Over the years, Apple has spent countless hours refining and updating the software being implemented on its devices. The iOS developers at the company comb through seemingly endless lines of code to locate and eradicate bugs that could potentially comprise the security of the information stored by consumers. Unfortunately, not all bugs are squashed by the developers and hackers are often able to exploit these bugs to access private information like previously deleted photos and files, according to a report from Forbes.
This new iOS 12.1 privacy bug was discovered at the Pwn2Own 2018 mobile hacking competition held in Tokyo, which is an annual event that challenges white-hat hackers to find vulnerabilities in popular software being used on mobile devices.
According to the report, hacking duo Richard Zhu and Amat Cama, also known as Fluoroacetate, were able to find and exploit weaknesses in the Safari browser which allowed them to access files and photos that had already been deleted from the iPhone X. The vulnerability was found in a just-in-time (JIT) compiler, which is supposed to make the iPhone faster but has instead left an open door for intruders. Zhu and Cama managed to carry out their JIT exploit through a malicious Wi-Fi access point.
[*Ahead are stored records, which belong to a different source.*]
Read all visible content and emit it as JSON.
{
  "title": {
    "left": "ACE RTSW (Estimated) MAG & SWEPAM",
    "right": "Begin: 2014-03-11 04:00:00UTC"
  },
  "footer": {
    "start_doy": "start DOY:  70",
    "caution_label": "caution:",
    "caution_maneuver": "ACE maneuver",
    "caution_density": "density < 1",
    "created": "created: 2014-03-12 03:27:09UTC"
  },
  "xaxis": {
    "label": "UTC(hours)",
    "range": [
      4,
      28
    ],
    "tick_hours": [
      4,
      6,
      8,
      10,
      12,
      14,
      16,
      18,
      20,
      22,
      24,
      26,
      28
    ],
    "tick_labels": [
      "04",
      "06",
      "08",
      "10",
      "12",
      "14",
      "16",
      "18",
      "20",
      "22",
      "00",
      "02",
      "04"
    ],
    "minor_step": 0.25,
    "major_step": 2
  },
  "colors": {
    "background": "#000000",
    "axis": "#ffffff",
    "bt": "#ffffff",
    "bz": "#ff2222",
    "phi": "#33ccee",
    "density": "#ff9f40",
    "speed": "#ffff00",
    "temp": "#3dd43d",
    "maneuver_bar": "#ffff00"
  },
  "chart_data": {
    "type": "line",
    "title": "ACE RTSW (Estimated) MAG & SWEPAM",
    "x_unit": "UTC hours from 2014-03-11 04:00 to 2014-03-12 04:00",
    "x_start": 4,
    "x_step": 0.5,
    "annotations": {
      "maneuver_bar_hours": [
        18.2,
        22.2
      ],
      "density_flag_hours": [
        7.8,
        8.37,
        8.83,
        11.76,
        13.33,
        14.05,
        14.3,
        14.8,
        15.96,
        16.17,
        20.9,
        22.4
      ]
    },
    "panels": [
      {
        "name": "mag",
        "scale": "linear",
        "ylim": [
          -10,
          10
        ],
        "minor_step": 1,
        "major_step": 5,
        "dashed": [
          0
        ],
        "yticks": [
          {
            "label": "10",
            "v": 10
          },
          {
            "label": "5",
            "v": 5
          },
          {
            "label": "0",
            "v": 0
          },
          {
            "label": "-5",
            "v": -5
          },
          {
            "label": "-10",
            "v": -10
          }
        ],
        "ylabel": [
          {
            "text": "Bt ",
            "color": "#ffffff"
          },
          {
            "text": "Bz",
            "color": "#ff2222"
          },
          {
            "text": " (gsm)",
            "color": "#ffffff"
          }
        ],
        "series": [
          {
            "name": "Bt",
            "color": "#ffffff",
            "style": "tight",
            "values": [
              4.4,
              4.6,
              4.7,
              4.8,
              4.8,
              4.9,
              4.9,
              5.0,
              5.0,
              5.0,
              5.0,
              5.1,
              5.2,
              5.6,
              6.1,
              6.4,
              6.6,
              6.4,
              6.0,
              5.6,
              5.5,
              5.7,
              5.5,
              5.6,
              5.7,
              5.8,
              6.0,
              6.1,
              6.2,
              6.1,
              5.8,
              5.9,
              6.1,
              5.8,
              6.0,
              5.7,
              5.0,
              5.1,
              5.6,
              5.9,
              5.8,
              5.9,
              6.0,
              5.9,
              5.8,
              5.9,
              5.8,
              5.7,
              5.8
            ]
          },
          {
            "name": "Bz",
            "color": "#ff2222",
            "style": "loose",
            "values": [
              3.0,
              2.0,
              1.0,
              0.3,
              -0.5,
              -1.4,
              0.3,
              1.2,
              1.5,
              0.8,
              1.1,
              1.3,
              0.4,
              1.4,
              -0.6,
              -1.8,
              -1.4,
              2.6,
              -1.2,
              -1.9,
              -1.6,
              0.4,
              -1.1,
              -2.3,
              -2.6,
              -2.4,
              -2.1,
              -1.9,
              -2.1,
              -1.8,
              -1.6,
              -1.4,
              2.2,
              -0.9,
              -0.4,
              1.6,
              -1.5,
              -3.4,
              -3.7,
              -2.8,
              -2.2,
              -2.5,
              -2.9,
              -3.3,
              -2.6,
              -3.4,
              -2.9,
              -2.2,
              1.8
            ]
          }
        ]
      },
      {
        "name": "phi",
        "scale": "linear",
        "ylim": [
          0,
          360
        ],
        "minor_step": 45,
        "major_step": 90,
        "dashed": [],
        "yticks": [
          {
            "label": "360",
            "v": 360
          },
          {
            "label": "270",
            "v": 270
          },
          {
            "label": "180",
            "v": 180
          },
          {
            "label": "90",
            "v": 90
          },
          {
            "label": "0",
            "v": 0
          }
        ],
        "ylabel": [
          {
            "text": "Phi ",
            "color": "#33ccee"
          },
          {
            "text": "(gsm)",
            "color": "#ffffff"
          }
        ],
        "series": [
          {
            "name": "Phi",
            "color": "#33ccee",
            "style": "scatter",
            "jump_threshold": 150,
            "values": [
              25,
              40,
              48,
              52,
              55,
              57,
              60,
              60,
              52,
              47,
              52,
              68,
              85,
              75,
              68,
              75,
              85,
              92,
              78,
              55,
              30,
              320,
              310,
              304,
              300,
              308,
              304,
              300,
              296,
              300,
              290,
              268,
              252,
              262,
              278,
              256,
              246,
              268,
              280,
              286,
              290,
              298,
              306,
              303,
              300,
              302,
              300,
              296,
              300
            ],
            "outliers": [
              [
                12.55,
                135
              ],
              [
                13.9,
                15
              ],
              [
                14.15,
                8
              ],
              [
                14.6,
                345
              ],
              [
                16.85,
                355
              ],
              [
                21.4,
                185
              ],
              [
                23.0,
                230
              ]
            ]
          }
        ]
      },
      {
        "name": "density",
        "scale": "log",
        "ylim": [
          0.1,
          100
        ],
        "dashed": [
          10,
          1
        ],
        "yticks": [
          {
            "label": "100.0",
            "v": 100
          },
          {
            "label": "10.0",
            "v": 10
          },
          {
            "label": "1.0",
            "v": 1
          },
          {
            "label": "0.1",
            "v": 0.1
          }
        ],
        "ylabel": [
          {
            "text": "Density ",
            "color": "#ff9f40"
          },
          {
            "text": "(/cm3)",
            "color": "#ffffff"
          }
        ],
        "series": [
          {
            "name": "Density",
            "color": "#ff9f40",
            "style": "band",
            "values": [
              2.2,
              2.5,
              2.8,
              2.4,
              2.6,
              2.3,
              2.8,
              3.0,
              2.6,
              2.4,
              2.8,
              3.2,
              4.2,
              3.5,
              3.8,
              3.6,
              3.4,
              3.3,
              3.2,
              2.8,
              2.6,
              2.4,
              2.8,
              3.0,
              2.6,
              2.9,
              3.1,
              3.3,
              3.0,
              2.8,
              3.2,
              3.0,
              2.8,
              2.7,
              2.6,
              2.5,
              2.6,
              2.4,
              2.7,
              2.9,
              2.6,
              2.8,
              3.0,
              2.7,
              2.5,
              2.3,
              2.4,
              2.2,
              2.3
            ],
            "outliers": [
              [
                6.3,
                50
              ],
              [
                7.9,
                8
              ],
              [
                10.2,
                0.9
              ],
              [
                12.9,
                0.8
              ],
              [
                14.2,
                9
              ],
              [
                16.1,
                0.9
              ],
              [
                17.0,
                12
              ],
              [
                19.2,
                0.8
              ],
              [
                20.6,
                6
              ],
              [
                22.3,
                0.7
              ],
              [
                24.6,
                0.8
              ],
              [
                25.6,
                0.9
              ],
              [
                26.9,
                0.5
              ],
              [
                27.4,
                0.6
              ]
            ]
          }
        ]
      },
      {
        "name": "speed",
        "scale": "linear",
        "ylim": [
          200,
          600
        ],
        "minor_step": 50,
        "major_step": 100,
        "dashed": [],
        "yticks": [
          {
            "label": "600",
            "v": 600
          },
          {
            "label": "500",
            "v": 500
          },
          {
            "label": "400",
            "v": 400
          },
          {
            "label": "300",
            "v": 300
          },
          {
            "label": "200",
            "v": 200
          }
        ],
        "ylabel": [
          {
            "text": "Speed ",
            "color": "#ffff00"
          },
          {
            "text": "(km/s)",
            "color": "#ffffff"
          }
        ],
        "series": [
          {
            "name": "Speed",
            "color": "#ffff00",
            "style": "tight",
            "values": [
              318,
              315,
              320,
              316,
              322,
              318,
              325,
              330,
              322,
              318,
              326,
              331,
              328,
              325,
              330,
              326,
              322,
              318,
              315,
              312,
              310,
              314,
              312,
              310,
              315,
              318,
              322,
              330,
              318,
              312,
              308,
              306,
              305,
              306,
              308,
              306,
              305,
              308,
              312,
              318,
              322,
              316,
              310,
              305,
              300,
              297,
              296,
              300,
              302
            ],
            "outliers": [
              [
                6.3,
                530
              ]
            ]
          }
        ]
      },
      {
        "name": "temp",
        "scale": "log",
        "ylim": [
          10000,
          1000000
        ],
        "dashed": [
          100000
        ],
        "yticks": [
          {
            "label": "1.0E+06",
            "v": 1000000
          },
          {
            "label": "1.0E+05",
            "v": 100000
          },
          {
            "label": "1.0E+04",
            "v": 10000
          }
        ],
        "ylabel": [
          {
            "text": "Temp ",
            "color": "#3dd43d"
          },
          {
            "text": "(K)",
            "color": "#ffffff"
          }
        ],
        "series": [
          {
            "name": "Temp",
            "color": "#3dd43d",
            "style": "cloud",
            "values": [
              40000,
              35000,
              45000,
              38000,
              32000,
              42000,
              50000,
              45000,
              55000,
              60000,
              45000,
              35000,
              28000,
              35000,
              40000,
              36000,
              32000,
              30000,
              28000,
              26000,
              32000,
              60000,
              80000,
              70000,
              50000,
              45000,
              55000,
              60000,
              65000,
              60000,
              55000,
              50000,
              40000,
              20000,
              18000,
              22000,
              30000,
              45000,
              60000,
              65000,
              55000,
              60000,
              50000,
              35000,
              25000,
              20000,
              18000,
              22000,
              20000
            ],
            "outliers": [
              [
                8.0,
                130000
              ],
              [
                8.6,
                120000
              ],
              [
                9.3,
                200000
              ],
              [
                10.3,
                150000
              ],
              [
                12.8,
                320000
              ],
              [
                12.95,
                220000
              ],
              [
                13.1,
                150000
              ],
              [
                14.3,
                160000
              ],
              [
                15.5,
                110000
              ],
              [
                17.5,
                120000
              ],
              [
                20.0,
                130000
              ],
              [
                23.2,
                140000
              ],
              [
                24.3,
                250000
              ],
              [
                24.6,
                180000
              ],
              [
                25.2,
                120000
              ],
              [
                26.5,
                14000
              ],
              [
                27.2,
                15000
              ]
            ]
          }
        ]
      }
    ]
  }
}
Deleting a photo from an iPhone isn’t a one-step process. When a user attempts to delete a photo, the phone’s operating system will show a prompt with a Delete Photo button. After hitting the delete button, the photo still isn’t completely gone from the iPhone. It will then go to a Recently Deleted folder where it will remain until it expires, usually after 30 days. Users are able to go into the Recently Deleted folder and make the photos disappear permanently and it has been confirmed by iPhone and Mac forensic specialist Vladimir Katalov that Apple does actually destroy those files as promised and there’s “no chance for recovery.”
The hackers were able to remotely access these recently deleted photos without alerting the user of the iPhone. The team won $50,000 for their discovery and Apple has been made aware of the bug, but has yet to address the issue. It’s likely the company won’t patch the vulnerability until its next iOS update.
Pwn2Own was first held in 2007 and was created by network security researcher Dragos Ruiu. “Pwn2Own is a great opportunity to develop and test ourselves while helping to secure technology many of us rely on. We’re very proud of the team’s latest win and their overall track record in the competition,” managing director of MWR InfoSecurity Ed Parsons said in a press release.
The iPhone X wasn’t the only well-known device to be hacked at the event. The Samsung Galaxy S9 and Xiaomi Mi6 were also hacked along with 15 other devices, earning hackers an overall total of $325,000 in cash prizes.